Lynne drew comparisons to Springfield after her 1999 album I Am Shelby Lynne (a great one to check out if you haven’t already) and was later encouraged by Barry Manilow, of all people, to record a collection of Springfield’s songs. Lynne shelved the idea but returned to it several years later.
When today’s random iTunes song — the title track from Shelby Lynne’s 2008 album of Dusty Springfield covers — popped up, I was prepared to write a “whatever happened to?” post. Often these Random Weekend selections serve as reminders of artists who recorded their last albums years ago and then fell off the map.
But to my surprise, Lynne has stayed quite busy since this record. She started her own label and released four well-reviewed albums between 2010 and 2015.
I’m becoming a lot more aware of my age in recent months. It’s not that I’m approaching a milestone (I’m 36) or having a mid-life crisis… nothing like that. I’m just experiencing for the first time what I’ve always heard people say, that the years fly by faster the older you get.
It happens when I realize some people I work with were born in the mid or late 80s. Or when it occurs to me that there are just three months left in the 2000s, when I remember attending the millennium New Year’s Eve party at my sister’s place as if it were last week. The 90s seemed to last forever… the 2000s were over in a blink.
I forgot to include this CD in my recap of 2008 so far. That’s appropriate because it’s mostly forgettable. Shelby Lynne, who has put out three exceptional albums of original material in the past 5-6 years, chooses to pay tribute to Dusty Springfield on her latest record and she turns in some lovely, sleepy renditions of Springfield classics such as the title song, I Don’t Want to Hear it Anymore, I Only Want to Be With You, Breakfast in Bed and more. Lynne has a great voice, to be sure, but she’s simply no match for Dusty Springfield. I discovered Springfield a year or so ago (it was Tift Merritt comparisons, in fact, that led me to her) and she simply blew me away. Her music makes me wish I was a teenager in the 60s, discovering it for the first time. Soulful, sexy, rich and resonant… it’s the sort of thing you listen to and think ‘why does anyone else even bother?’
Anyway, back to Shelby Lynne.
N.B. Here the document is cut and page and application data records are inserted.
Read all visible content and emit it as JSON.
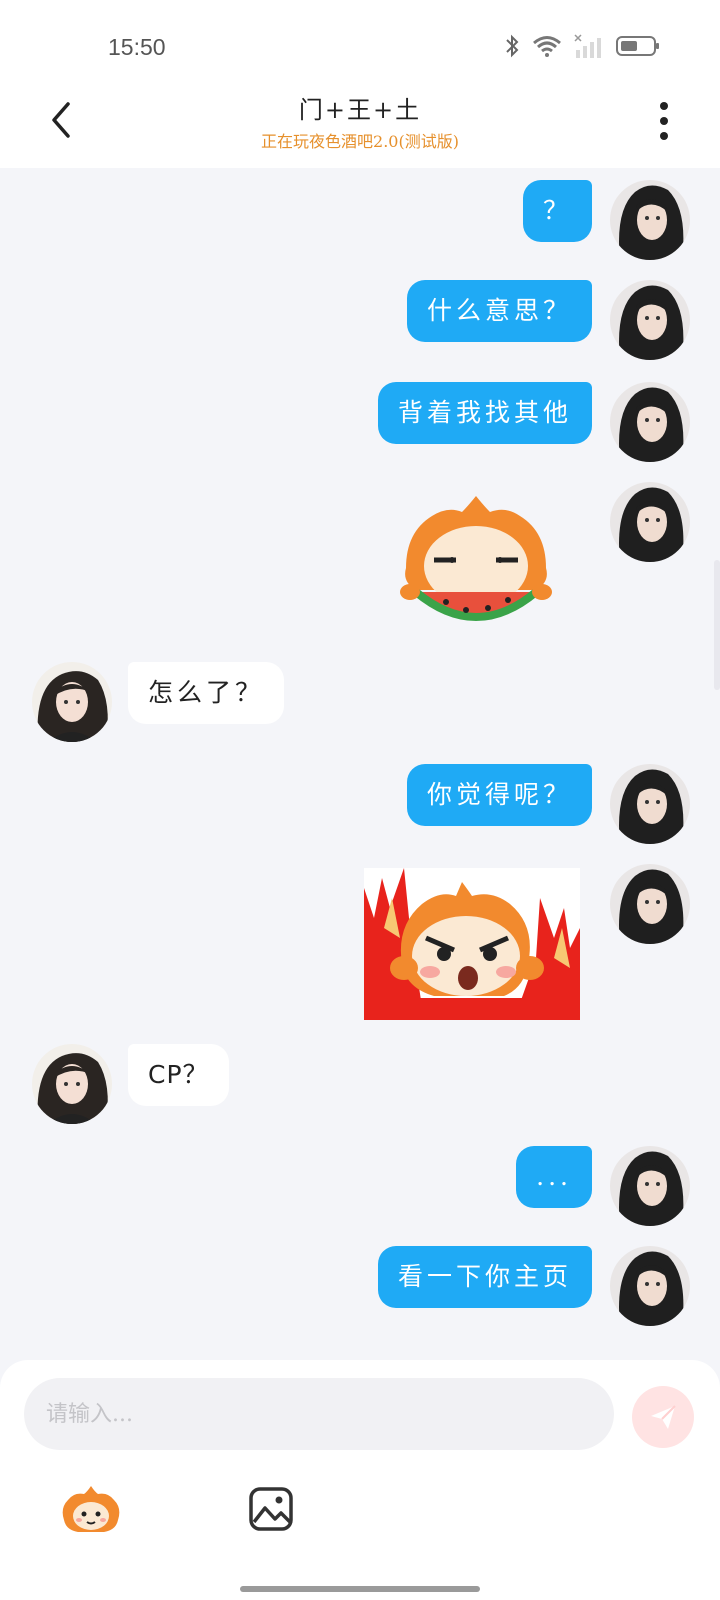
{
  "status_bar": {
    "time": "15:50",
    "icons": [
      "bluetooth-icon",
      "wifi-icon",
      "signal-icon",
      "battery-icon"
    ]
  },
  "header": {
    "title": "门+王+土",
    "subtitle": "正在玩夜色酒吧2.0(测试版)",
    "subtitle_color": "#e6902c",
    "icons": [
      "back-arrow-icon",
      "more-dots-icon"
    ]
  },
  "colors": {
    "outgoing_bubble": "#1faaf5",
    "incoming_bubble": "#ffffff",
    "background": "#f4f5f9"
  },
  "messages": [
    {
      "side": "me",
      "type": "text",
      "text": "？"
    },
    {
      "side": "me",
      "type": "text",
      "text": "什么意思？"
    },
    {
      "side": "me",
      "type": "text",
      "text": "背着我找其他"
    },
    {
      "side": "me",
      "type": "sticker",
      "sticker": "monkey-eating-watermelon-sticker"
    },
    {
      "side": "peer",
      "type": "text",
      "text": "怎么了？"
    },
    {
      "side": "me",
      "type": "text",
      "text": "你觉得呢？"
    },
    {
      "side": "me",
      "type": "sticker",
      "sticker": "angry-monkey-fire-sticker"
    },
    {
      "side": "peer",
      "type": "text",
      "text": "CP？"
    },
    {
      "side": "me",
      "type": "text",
      "text": "..."
    },
    {
      "side": "me",
      "type": "text",
      "text": "看一下你主页"
    }
  ],
  "composer": {
    "placeholder": "请输入...",
    "value": "",
    "icons": [
      "send-icon",
      "emoji-sticker-icon",
      "image-icon"
    ]
  }
}
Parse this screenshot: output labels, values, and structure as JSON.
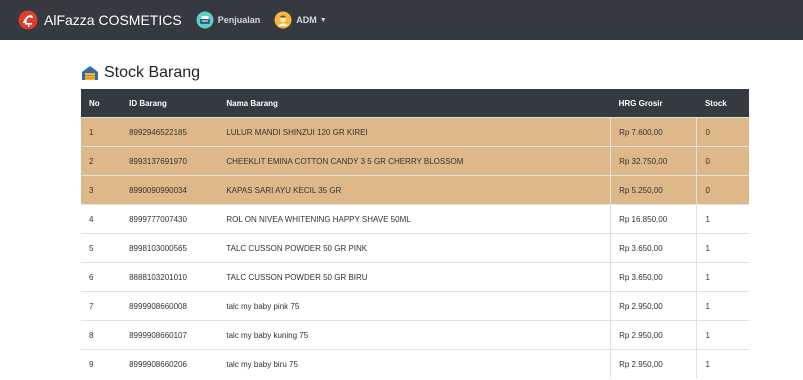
{
  "navbar": {
    "brand": "AlFazza COSMETICS",
    "penjualan": "Penjualan",
    "user": "ADM"
  },
  "page": {
    "title": "Stock Barang"
  },
  "table": {
    "headers": [
      "No",
      "ID Barang",
      "Nama Barang",
      "HRG Grosir",
      "Stock"
    ],
    "rows": [
      {
        "no": "1",
        "id": "8992946522185",
        "name": "LULUR MANDI SHINZUI 120 GR KIREI",
        "hrg": "Rp 7.600,00",
        "stock": "0"
      },
      {
        "no": "2",
        "id": "8993137691970",
        "name": "CHEEKLIT EMINA COTTON CANDY 3 5 GR CHERRY BLOSSOM",
        "hrg": "Rp 32.750,00",
        "stock": "0"
      },
      {
        "no": "3",
        "id": "8990090990034",
        "name": "KAPAS SARI AYU KECIL 35 GR",
        "hrg": "Rp 5.250,00",
        "stock": "0"
      },
      {
        "no": "4",
        "id": "8999777007430",
        "name": "ROL ON NIVEA WHITENING HAPPY SHAVE 50ML",
        "hrg": "Rp 16.850,00",
        "stock": "1"
      },
      {
        "no": "5",
        "id": "8998103000565",
        "name": "TALC CUSSON POWDER 50 GR PINK",
        "hrg": "Rp 3.650,00",
        "stock": "1"
      },
      {
        "no": "6",
        "id": "8888103201010",
        "name": "TALC CUSSON POWDER 50 GR BIRU",
        "hrg": "Rp 3.650,00",
        "stock": "1"
      },
      {
        "no": "7",
        "id": "8999908660008",
        "name": "talc my baby pink 75",
        "hrg": "Rp 2.950,00",
        "stock": "1"
      },
      {
        "no": "8",
        "id": "8999908660107",
        "name": "talc my baby kuning 75",
        "hrg": "Rp 2.950,00",
        "stock": "1"
      },
      {
        "no": "9",
        "id": "8999908660206",
        "name": "talc my baby biru 75",
        "hrg": "Rp 2.950,00",
        "stock": "1"
      }
    ]
  },
  "colors": {
    "navbar_bg": "#343a40",
    "low_stock_row": "#dfb889"
  },
  "icons": {
    "brand": "salon-chair-icon",
    "penjualan": "cash-register-icon",
    "user": "user-avatar-icon",
    "title": "warehouse-icon"
  }
}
She just chose a far too tough act to follow. I admire the attempt, and the album is a very easy listen, but I look forward to her returning to the original country soul material she does so well.